Apart from the obvious differences in landscape from her sister islands—ahem, black sand—Santorini serves as one of the largest calderas in the world. Don’t know what a caldera is? No worries, I had to google it too. Basically, a caldera is a well-dressed word “for sink-hole caused by the collapsing of the mouth of a volcano post-eruption”. Now, if Santorini marketed themselves as a volcanic sinkhole, their honeymoon appeal would probably plummet—nothing says I love you quite like fossilised magma, am I right? But what’s remarkable is how quintessential their geographical distinction is to commercial tourism. People come from all over the world to tour the remains of the volcano and enjoy views of the lava islands from hand-carved hotels atop the cliffs. Many distinguishable characteristics of Santorini, like that black sand and the red pebbles at beaches, are owed to this unique history. If you’re interested in learning more about the island’s composition, book yourself a boat tour across the caldera!

Splurge: A luxury cliff-side cave suite 

Most accommodations in Santorini charge more for the bare minimum than other destinations charge for all-inclusive suites. That said, honeymoons are essentially just the precursor to a conventional life with your ball and chain, so why not be lustful in more ways than one?

Splurging on a cliff-side hotel is the most commonly suggested expenditure, whether it be a lavish suite with a private pool or just a something bigger than your hall closet at home. Many of the luxe hotels in Oia are essentially renovated caves carved directly into rock and span for miles high along the coast. They can come in a variety of options—boutique, and resort style, but ultimately provide the same views. The terraces boast ocean air, watercolour sunsets and a panoramic view thought only to be accessible by God himself. Even if you can only afford one of these rooms for part of your stay, it’s recommended to experience Santorini in this fullest, and priciest, extent.

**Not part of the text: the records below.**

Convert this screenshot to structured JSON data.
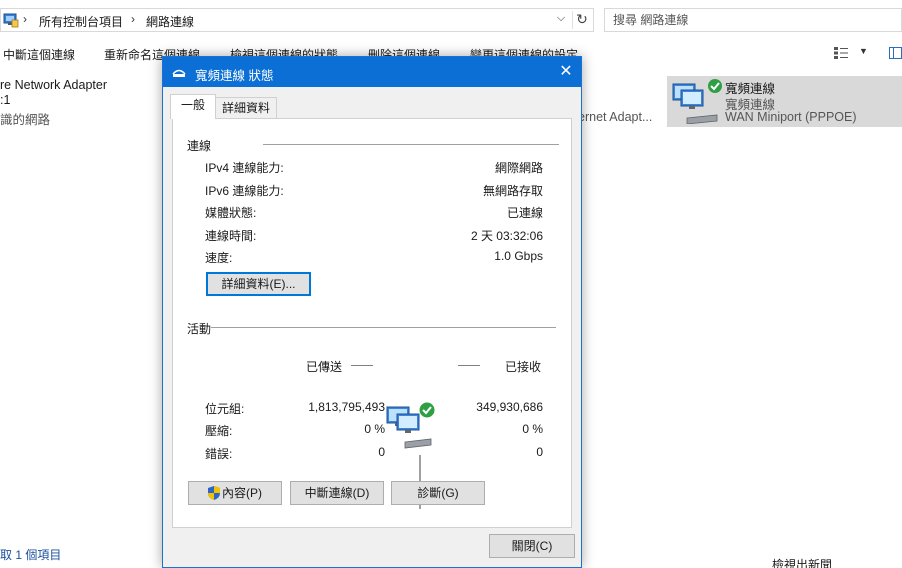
{
  "address_bar": {
    "breadcrumbs": [
      "所有控制台項目",
      "網路連線"
    ],
    "search_placeholder": "搜尋 網路連線"
  },
  "command_bar": {
    "items": [
      "中斷這個連線",
      "重新命名這個連線",
      "檢視這個連線的狀態",
      "刪除這個連線",
      "變更這個連線的設定"
    ]
  },
  "background_connections": {
    "left_lines": [
      "re Network Adapter",
      ":1",
      "識的網路"
    ],
    "middle_fragment": "ernet Adapt...",
    "selected": {
      "name": "寬頻連線",
      "status": "寬頻連線",
      "device": "WAN Miniport (PPPOE)"
    }
  },
  "status_bar": {
    "selection_text": "取 1 個項目",
    "bottom_right_fragment": "檢視出新聞"
  },
  "dialog": {
    "title": "寬頻連線 狀態",
    "tabs": [
      "一般",
      "詳細資料"
    ],
    "connection": {
      "section_title": "連線",
      "rows": [
        {
          "label": "IPv4 連線能力:",
          "value": "網際網路"
        },
        {
          "label": "IPv6 連線能力:",
          "value": "無網路存取"
        },
        {
          "label": "媒體狀態:",
          "value": "已連線"
        },
        {
          "label": "連線時間:",
          "value": "2 天 03:32:06"
        },
        {
          "label": "速度:",
          "value": "1.0 Gbps"
        }
      ],
      "details_button": "詳細資料(E)..."
    },
    "activity": {
      "section_title": "活動",
      "sent_label": "已傳送",
      "received_label": "已接收",
      "rows": [
        {
          "label": "位元組:",
          "sent": "1,813,795,493",
          "received": "349,930,686"
        },
        {
          "label": "壓縮:",
          "sent": "0 %",
          "received": "0 %"
        },
        {
          "label": "錯誤:",
          "sent": "0",
          "received": "0"
        }
      ]
    },
    "buttons": {
      "properties": "內容(P)",
      "disconnect": "中斷連線(D)",
      "diagnose": "診斷(G)",
      "close": "關閉(C)"
    }
  }
}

Now that you’ve planned your next holiday, find out what to pack for each of these must-visit destinations.